Has posting updates online of our dinners out, our work promotions, our vacations turned us into a nation of braggarts?
Check out Facebook or Twitter, and you’re likely to hear from a lot of friends. About their kids, their big night out, their promotion, their vacation. Is that bragging?
For a whole lot of people it may just seem like life as we now know it. We share. Online. Social media. Telling all – or at least a lot of stuff that, subtly or not-so-subtly, makes us look pretty good. Or at least, we hope, as good as everybody else.
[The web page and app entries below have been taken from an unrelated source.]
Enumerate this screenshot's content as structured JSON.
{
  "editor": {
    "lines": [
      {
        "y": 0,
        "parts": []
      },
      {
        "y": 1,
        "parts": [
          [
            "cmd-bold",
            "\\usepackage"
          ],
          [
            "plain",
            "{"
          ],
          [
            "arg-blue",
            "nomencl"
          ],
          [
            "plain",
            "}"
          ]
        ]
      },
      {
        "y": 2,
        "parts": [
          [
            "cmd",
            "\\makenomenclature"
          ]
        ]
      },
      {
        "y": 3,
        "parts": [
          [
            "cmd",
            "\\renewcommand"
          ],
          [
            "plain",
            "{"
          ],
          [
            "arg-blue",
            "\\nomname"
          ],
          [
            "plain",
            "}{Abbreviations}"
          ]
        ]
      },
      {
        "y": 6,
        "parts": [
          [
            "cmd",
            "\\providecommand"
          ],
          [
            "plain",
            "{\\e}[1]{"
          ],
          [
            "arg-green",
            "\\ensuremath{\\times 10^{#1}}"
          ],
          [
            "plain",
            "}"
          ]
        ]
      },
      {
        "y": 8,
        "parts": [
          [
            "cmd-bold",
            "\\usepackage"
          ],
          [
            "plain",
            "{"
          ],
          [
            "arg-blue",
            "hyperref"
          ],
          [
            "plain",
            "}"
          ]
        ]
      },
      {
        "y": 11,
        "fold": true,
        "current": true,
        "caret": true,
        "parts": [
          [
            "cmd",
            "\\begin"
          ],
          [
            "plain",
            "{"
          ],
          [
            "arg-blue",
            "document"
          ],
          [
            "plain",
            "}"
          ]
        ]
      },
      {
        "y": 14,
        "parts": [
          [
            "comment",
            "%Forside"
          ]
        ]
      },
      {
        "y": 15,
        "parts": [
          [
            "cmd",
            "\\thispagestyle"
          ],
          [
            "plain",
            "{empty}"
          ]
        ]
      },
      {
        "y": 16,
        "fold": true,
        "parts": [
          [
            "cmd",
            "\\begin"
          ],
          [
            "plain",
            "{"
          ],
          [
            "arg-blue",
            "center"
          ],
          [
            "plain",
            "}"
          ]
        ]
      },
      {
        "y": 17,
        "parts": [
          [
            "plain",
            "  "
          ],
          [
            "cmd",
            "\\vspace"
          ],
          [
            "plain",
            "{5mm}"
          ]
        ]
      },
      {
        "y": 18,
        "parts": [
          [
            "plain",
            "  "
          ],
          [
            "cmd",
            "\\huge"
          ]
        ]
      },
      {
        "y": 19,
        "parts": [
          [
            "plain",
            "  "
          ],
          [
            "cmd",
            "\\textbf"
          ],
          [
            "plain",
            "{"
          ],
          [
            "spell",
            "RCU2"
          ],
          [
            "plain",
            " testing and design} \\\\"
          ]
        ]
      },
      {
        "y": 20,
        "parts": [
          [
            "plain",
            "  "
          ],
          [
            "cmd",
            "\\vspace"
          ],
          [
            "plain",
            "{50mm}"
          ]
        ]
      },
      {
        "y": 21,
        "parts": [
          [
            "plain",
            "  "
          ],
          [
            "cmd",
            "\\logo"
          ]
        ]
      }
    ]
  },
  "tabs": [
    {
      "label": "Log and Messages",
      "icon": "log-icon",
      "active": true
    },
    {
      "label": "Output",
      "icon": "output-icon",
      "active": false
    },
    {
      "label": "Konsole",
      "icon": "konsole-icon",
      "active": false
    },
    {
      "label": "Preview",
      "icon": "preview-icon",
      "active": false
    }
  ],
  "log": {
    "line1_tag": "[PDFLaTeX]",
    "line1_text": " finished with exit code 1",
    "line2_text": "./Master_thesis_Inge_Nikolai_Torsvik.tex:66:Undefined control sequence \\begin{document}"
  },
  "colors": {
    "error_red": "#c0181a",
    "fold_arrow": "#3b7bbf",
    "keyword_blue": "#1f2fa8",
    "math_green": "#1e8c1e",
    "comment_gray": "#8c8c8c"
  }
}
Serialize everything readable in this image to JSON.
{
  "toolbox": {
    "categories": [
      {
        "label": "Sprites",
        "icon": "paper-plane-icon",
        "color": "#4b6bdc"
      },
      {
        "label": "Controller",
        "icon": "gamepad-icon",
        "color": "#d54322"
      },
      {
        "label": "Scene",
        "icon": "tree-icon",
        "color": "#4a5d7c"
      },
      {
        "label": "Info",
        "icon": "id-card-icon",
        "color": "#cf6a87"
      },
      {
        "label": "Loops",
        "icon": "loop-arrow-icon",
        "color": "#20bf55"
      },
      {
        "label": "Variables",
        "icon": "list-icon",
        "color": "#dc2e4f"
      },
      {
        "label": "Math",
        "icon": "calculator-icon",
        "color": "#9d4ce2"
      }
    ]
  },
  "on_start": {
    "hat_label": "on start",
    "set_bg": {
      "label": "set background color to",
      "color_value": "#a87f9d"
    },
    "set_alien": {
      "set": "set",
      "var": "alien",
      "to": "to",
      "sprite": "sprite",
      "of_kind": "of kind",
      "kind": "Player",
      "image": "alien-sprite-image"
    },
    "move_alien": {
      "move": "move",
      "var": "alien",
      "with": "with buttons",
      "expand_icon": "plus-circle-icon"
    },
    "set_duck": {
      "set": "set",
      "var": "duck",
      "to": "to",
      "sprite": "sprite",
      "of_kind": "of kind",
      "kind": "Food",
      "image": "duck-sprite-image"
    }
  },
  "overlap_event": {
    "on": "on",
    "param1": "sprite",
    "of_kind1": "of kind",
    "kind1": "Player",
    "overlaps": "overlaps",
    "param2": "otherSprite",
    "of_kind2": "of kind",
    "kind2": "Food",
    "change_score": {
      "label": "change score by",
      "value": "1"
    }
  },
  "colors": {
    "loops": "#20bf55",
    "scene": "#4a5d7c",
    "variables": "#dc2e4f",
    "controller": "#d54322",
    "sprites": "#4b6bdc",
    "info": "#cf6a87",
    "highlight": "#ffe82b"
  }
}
My guest today says “hang on, we’re becoming braggarts.” This hour, On Point: how great, how fine, how sweet, how cool our lives are, as told online. The charge of “braggart nation.”
- Tom Ashbrook
Elizabeth Bernstein, columnist for The Wall Street Journal. Her latest piece is headlined: “Are We All Braggarts Now? Boasting Epidemic Goes Viral; Crowing Boosts Self Esteem but It’s Annoying.”
David Gerzof Richard, professor of media relations, social media and marketing and founder and president of BIGfish, an integrated social media, PR, marketing and social influence firm.
Keith Wilcox, professor of marketing at Columbia Business School.
From Tom’s Reading List:
Wall Street Journal “Friends, family and co-workers: I think you’re fabulous—just not quite as fabulous as you think you are. Consider your Facebook status updates.”
Huffington Post “Next time you post a status update about what you had for breakfast, keep in mind that some of your friends will be less than pleased.”
ModernMom “A while ago, my friend Louise relayed that she was horrified to learn that a woman she knows ‘unfriends’ people on Facebook who brag about their kids a lot.”
“Let Me Twitter Dat” by Andy Milonakis
“Give Me All Your Luvin’ ” by Madonna (feat. M.I.A. and Nicki Minaj)